The Murals of Closter

Journeys into Closter

Most every town has an attraction they try to tout as being of interest. Quite frequently generic, these places  sometimes of interest, sometimes not. Just as often, though, these very communities  possess authentic places of interest - attractions or aspects that capture the actual local spirit. And, often these little gems remain hidden from most.

Some murals around town in Closter may be described in that second category.

On a recent visit to the Borough Hall, while trying to navigate my way around unfamiliar territory, I stumbled upon two interesting wall murals side by side in the basement lobby near the elevator.

One depicted a Main Street scene in Closter, circa 1895. The other was of the High Street business district around the turn of this century. They were a pleasant surprise and a disarming one at that  - capturing a sense of place - a feel for Closter then and now.

The other mural, outdoors, is relatively new. But in a short time it has become prominent and popular to locals.

It is located on a side wall of Rudy's Restaurant Pizzeria and Restaurant in Closter Plaza.

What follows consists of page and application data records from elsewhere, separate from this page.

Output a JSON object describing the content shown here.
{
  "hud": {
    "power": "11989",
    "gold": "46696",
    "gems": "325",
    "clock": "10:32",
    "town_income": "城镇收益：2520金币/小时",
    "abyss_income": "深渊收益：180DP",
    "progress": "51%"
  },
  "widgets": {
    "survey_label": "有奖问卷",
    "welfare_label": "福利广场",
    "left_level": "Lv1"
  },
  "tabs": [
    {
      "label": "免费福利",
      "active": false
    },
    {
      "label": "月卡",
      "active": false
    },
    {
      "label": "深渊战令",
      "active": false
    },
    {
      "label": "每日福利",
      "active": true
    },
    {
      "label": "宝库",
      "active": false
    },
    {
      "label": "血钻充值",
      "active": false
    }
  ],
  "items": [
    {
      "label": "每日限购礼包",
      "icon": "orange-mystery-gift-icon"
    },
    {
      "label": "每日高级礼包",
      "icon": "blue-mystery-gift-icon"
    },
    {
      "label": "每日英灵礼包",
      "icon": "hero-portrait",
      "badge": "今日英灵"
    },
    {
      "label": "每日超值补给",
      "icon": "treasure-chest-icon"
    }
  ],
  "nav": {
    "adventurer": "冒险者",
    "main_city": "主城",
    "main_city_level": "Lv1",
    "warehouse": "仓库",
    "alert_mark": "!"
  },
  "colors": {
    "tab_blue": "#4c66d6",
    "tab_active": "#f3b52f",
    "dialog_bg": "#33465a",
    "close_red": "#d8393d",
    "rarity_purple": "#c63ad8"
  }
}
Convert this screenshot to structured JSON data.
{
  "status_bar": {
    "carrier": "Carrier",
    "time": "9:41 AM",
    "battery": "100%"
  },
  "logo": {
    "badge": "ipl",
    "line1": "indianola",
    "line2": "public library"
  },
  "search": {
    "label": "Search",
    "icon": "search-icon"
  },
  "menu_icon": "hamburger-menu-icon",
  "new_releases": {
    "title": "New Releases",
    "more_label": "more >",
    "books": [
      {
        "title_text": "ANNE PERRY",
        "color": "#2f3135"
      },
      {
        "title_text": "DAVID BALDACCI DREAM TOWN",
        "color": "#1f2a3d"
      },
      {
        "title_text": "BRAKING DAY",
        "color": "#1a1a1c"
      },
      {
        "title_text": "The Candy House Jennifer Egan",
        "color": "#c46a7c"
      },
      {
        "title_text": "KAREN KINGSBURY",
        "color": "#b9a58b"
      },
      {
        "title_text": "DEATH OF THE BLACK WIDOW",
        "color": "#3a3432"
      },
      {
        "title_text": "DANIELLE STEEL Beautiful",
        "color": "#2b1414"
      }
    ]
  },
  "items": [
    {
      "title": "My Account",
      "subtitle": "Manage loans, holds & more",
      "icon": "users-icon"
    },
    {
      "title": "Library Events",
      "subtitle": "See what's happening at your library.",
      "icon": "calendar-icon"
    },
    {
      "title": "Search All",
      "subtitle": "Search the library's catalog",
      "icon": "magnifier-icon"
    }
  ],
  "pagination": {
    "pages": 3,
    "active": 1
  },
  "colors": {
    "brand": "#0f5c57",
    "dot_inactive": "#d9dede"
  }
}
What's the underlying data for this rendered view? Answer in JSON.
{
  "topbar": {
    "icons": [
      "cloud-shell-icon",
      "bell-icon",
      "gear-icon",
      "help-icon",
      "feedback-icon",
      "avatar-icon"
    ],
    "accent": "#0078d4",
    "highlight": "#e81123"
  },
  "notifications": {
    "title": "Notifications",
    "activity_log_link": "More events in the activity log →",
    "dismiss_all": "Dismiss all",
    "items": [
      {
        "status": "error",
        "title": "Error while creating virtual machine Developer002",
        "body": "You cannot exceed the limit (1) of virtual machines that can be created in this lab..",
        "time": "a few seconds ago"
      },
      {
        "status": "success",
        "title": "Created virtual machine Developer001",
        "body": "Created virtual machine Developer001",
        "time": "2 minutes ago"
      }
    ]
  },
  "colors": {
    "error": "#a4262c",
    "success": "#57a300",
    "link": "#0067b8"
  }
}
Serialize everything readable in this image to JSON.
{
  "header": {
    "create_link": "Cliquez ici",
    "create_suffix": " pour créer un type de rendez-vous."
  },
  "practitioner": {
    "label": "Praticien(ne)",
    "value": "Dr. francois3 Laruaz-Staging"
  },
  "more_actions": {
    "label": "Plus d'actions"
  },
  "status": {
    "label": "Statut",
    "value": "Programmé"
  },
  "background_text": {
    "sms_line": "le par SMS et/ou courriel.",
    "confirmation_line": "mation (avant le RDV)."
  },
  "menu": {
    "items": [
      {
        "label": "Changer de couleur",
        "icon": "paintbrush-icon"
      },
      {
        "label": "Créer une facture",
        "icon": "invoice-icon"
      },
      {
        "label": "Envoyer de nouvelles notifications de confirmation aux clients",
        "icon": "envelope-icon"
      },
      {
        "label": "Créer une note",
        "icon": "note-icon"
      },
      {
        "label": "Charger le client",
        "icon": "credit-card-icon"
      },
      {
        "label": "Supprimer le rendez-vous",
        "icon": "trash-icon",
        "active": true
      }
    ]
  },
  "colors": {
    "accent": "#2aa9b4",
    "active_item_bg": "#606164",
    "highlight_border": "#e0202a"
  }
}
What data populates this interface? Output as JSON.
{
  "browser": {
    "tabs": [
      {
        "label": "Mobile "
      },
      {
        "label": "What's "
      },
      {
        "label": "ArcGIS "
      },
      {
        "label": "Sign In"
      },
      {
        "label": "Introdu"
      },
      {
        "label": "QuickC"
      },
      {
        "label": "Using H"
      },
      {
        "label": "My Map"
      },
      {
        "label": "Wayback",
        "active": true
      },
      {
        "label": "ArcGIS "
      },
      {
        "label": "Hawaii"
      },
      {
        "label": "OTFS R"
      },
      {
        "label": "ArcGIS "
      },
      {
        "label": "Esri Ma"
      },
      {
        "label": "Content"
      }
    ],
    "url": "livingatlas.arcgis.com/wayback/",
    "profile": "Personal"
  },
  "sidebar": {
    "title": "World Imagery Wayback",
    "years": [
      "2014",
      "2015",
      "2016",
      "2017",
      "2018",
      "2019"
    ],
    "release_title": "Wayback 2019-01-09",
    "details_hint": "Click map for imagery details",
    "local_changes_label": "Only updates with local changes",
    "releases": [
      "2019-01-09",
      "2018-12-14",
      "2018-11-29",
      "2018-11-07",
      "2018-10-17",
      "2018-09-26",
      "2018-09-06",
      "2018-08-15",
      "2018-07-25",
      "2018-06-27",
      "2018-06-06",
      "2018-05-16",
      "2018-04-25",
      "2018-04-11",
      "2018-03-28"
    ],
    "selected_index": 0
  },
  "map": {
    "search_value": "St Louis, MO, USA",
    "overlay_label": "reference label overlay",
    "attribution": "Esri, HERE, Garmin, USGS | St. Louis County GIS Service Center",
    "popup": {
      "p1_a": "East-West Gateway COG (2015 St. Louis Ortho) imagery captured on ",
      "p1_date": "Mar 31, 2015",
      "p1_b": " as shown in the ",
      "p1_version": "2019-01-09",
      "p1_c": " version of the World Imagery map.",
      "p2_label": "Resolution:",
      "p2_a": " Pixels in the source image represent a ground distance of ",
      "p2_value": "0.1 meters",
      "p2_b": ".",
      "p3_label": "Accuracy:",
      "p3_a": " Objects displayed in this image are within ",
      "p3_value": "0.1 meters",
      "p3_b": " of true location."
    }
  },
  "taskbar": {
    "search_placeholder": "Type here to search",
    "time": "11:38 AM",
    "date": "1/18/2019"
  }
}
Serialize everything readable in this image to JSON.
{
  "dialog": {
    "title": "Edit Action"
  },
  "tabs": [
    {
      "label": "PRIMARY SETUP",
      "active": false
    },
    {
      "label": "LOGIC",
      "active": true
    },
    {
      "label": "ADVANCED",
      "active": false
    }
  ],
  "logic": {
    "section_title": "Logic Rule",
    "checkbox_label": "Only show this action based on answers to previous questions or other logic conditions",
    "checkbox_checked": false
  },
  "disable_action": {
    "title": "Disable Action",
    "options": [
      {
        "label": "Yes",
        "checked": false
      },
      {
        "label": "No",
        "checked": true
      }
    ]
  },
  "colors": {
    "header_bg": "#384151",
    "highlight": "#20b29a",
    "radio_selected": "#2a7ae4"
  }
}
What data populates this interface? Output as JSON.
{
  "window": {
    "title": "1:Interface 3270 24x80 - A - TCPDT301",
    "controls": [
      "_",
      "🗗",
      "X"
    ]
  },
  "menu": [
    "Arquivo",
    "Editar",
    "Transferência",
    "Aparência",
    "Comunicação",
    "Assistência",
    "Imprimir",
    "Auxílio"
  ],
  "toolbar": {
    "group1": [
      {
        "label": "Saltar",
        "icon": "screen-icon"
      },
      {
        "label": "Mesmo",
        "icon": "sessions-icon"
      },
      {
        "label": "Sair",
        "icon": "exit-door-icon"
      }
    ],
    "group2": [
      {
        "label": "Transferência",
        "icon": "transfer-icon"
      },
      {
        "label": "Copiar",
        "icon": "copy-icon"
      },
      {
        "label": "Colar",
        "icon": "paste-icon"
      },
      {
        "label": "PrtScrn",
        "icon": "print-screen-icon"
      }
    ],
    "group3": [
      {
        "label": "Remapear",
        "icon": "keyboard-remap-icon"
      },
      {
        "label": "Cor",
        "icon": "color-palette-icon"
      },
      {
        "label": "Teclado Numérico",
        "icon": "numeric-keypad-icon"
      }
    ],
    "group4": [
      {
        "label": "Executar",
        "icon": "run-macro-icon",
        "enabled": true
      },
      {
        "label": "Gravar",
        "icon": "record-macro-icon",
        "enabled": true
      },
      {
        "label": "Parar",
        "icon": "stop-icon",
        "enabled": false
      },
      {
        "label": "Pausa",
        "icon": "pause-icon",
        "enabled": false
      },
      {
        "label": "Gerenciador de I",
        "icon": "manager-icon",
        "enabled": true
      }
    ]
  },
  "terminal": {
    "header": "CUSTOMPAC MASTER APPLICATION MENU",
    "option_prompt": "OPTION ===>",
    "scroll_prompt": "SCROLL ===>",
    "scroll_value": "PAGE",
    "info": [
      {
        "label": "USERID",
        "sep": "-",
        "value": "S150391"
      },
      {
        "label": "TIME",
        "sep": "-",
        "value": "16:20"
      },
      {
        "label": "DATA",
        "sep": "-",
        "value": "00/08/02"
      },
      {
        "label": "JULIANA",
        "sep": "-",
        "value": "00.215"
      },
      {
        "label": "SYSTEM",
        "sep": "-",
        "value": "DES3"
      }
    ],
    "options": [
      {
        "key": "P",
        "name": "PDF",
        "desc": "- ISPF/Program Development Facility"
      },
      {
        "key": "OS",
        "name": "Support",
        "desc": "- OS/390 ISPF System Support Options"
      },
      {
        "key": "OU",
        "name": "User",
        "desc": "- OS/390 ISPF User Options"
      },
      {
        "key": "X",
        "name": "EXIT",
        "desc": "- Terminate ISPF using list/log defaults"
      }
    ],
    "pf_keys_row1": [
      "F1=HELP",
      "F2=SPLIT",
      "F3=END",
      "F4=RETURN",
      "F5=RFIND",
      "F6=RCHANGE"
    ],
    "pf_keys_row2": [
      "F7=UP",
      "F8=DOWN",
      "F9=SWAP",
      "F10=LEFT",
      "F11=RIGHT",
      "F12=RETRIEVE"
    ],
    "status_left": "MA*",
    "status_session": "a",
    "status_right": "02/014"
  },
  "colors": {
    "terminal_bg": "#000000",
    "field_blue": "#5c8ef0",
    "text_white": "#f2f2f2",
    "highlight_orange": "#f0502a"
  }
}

The itself business has been around since 1963 and owned by the present owners since 1977. But the place was refashioned a few years back - part of the makeover of Closter Plaza, which now includes a Whole Foods, Target, Bareburger and a lot more.

When the new exterior started to take form during the renovation, the new wall struck the owners as a barren and sterile. Talks  started between the owners of the business and the plaza. Eventually the matter was referred to a Brooklyn-based artist Jason Naylor. From there, the story from idea to the present-day mural proclaiming "We love you to Pizzas" is nicely told in an entertaining  2018 piece in North (The Record).

For many decades, a giant mural graced the front of the Alexander's department store at the crossroads of Route 4 and 17 in Paramus across from the Garden State Plaza. It is till fondly recalled as a unique attraction though long gone and replaced by the IKEA that now occupies the site.

These murals in Closter, though not of the scale or fame of that one in Paramus, nonetheless in their own way make contributions to a quintessentially uniquely Closter feel downtown.